The Chelyabinsk meteor entered Earth’s atmosphere over Russia on 15 February 2013. As we know now, it was a 66 ft diameter asteroid with a speed of 20 miles per second, small compared to comet Swift-Tuttle, but still potentially dangerous. It became what is known as a superbolide. a meteor brighter than the Sun. Skimming across the earth’s atmosphere at a shallow angle, it burst over Chelyabinsk at a height of 18.5 miles. The explosion generated a bright flash, a hot cloud of dust and gas and a dangerous shock wave. The bulk of the object’s energy was absorbed by the atmosphere. The total energy of the event was a shocking 400–500 kilotons of TNT, 26 to 33 times as much energy as that released from the atomic bomb detonated at Hiroshima. It was the largest known natural object to have entered Earth’s atmosphere since the 1908 Tunguska event, which destroyed a wide, remote, forested, and very sparsely populated area of Siberia.
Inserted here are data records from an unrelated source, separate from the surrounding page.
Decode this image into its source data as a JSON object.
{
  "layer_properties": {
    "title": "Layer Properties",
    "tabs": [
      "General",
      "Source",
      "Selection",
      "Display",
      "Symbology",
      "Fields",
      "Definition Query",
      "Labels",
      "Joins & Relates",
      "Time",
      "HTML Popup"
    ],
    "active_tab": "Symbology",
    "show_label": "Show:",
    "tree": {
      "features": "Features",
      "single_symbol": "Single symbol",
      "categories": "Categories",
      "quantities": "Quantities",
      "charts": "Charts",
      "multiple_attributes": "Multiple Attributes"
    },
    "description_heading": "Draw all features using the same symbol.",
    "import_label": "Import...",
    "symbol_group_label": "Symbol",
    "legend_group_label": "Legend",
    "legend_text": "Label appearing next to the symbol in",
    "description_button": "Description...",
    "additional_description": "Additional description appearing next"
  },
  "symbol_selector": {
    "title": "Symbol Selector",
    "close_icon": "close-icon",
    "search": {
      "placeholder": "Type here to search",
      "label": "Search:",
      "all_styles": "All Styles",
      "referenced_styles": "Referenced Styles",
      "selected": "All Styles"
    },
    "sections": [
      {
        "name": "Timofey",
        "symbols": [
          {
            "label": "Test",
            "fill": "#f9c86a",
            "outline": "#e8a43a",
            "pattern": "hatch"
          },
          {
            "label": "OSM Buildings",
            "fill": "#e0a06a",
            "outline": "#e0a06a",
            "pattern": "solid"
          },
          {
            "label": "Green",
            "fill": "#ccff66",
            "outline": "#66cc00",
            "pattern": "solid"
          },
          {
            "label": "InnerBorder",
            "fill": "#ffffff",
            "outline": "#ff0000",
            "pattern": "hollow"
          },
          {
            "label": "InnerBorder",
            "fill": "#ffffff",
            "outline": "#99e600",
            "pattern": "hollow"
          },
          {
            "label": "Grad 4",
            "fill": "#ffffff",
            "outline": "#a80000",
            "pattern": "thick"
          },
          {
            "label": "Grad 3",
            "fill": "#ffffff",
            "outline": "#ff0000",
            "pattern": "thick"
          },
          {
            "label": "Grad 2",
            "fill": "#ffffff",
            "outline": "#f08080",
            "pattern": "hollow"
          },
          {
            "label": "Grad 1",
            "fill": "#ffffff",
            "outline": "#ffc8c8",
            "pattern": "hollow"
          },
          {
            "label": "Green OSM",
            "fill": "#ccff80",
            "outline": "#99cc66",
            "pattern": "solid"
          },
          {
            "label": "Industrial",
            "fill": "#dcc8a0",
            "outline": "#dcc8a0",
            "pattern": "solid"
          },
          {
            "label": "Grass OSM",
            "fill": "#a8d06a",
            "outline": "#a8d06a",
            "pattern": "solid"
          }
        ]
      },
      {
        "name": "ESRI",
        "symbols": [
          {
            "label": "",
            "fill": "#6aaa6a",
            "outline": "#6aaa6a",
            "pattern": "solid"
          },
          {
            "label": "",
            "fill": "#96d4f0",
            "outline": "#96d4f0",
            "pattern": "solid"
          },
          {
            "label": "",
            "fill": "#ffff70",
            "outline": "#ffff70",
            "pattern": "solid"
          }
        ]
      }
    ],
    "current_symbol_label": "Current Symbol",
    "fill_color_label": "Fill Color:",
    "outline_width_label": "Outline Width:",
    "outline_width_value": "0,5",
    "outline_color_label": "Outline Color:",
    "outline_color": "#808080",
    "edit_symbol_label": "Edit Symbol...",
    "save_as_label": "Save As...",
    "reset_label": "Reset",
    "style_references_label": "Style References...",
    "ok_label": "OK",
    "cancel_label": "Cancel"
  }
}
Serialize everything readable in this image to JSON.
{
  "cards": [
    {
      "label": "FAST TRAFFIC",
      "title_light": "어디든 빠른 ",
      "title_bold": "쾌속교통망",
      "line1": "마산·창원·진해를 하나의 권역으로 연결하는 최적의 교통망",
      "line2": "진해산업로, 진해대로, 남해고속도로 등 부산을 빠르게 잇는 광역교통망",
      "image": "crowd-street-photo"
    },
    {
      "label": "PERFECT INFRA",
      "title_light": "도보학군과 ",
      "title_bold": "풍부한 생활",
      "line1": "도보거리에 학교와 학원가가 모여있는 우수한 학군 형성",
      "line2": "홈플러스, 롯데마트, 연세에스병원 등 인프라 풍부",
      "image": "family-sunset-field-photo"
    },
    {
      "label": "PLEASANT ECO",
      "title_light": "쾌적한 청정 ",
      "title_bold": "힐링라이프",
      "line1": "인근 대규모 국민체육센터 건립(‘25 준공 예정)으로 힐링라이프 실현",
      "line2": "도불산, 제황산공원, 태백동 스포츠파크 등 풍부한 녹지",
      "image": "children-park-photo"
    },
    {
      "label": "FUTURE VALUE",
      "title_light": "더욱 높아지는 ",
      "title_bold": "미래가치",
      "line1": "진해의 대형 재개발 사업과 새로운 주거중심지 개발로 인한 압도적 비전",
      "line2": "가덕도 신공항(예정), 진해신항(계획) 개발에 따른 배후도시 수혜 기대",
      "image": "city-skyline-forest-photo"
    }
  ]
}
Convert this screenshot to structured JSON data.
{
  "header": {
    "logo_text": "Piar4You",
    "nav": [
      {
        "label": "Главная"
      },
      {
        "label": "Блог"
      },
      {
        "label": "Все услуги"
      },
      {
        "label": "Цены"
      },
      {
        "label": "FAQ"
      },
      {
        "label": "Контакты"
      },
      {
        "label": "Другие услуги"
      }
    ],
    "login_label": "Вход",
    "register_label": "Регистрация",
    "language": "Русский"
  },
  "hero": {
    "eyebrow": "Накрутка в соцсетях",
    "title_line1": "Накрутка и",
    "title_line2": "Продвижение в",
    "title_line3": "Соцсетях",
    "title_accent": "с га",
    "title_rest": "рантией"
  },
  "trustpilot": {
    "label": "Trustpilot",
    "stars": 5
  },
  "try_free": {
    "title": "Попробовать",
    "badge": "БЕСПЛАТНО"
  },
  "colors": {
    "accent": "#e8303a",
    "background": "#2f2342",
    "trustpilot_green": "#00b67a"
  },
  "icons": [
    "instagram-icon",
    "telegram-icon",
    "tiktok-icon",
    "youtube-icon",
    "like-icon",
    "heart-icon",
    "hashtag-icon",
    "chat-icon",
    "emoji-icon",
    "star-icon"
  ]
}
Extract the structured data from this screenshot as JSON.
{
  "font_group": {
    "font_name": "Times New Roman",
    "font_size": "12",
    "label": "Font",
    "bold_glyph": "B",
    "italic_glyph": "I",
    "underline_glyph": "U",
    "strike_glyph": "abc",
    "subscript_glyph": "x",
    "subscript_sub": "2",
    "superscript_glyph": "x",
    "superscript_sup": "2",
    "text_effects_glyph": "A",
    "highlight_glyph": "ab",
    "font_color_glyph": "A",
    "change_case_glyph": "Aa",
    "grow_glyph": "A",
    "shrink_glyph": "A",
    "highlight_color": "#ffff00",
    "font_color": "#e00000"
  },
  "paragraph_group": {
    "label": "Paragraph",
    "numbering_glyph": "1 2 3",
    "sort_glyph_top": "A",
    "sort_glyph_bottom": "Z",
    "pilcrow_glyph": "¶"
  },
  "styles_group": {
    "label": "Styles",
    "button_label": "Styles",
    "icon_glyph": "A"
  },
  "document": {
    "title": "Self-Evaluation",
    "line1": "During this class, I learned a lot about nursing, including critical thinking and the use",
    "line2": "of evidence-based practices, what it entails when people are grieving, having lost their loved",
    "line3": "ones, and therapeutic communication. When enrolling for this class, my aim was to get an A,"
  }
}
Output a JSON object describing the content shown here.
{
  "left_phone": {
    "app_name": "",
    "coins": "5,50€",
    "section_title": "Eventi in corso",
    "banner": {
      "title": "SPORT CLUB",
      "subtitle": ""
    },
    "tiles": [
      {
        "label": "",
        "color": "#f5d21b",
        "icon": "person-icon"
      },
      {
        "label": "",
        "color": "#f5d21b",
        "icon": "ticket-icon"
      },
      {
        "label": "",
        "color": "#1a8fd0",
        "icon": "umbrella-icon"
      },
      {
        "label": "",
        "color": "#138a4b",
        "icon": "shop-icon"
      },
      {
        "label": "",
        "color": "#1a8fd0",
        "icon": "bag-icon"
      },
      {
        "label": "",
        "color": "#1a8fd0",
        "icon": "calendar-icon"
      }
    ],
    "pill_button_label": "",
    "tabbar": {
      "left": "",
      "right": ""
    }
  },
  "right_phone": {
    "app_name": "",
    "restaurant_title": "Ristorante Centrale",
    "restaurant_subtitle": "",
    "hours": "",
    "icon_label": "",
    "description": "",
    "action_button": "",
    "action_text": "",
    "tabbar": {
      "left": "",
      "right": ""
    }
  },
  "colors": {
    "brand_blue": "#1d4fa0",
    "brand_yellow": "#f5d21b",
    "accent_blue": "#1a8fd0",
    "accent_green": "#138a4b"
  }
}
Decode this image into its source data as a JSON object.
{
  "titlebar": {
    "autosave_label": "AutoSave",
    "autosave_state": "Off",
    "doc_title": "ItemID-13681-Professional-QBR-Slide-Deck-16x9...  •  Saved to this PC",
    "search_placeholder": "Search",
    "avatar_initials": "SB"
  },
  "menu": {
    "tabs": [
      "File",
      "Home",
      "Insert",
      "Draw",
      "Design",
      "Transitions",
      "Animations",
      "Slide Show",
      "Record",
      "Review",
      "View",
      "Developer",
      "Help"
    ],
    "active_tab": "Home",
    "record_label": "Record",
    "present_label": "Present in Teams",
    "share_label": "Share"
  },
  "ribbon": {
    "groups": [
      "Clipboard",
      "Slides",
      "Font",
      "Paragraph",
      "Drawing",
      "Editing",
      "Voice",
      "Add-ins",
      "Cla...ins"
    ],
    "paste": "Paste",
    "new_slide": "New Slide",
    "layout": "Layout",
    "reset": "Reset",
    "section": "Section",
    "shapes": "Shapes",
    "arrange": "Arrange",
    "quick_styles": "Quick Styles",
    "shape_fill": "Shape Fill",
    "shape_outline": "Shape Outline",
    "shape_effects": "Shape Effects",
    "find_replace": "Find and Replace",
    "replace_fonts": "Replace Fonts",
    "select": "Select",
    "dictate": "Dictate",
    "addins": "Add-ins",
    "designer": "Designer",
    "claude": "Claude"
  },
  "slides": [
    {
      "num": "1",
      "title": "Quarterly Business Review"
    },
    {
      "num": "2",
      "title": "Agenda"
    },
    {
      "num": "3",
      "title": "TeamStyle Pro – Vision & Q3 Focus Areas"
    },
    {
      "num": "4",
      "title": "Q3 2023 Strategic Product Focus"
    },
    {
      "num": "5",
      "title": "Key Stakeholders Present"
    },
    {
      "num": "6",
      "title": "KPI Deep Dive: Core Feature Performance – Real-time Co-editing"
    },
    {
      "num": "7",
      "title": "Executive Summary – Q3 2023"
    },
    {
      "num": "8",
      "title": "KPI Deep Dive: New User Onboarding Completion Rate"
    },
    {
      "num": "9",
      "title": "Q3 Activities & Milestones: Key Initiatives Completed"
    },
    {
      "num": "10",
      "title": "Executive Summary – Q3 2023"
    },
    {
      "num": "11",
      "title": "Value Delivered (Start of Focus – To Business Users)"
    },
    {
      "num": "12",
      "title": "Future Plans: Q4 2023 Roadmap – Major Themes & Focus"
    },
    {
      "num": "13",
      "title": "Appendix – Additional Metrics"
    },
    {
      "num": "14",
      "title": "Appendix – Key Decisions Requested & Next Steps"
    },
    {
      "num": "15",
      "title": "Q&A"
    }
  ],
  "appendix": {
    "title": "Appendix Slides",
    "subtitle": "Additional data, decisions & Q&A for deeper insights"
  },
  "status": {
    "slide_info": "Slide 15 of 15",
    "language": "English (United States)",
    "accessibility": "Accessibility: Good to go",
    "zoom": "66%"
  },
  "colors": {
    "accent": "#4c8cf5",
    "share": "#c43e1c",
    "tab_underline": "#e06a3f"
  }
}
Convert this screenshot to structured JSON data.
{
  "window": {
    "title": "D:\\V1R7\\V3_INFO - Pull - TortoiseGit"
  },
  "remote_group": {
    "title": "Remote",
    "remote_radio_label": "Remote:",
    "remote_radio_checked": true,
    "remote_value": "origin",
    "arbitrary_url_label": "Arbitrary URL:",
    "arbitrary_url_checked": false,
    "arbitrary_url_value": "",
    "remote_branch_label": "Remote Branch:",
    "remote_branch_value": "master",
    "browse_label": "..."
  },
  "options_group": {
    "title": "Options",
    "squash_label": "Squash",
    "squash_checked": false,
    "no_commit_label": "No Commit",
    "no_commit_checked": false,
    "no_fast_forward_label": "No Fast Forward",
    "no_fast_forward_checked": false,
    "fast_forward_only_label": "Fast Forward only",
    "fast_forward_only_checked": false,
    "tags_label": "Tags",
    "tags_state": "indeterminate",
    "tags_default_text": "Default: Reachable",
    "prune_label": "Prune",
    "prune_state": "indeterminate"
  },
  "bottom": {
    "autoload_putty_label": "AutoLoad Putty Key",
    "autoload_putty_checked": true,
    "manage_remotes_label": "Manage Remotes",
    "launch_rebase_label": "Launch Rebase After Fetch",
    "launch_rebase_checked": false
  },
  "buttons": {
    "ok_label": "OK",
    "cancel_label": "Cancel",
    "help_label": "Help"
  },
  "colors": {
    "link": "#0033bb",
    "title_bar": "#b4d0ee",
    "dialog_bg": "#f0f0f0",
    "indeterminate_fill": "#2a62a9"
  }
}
Its explosion created panic among local residents, many of whom rushed to windows to watch the brilliant but silent flash of light in the sky. But it was not silent for long, and about 1,500 people were injured seriously enough to seek medical treatment. All of the injuries were due to indirect effects rather than the meteor itself, mainly from broken glass from windows that were blown in when the shock wave arrived, some 2 minutes and 30 seconds after the explosion. It is so very fortunate that the meteor exploded in the sky. If its trajectory had led it to the earth, the result would have been a horrendous human tragedy.
The Chelyabinsk meteor originated in the asteroid belt between Mars and Jupiter. It was a fragment of a colossal collision between asteroids deep in the past, a collision that threw it in our direction. Analysis of the meteorite indicates that it had experienced a high-pressure shock that had partly melted it. The melting indicates that the asteroid had a history of collisions and was once several miles below the surface of a much larger asteroid.
Unlike the “dirty snow ball” of the comet Swift-Tuttle, these asteroids are fragments of a rocky object that almost formed a planet between Mars and Jupiter, but was prevented from forming because of tidal forces exerted on it by Jupiter. What two extraordinarily different genealogies have led to the Perseid and Chelyabinsk meteors!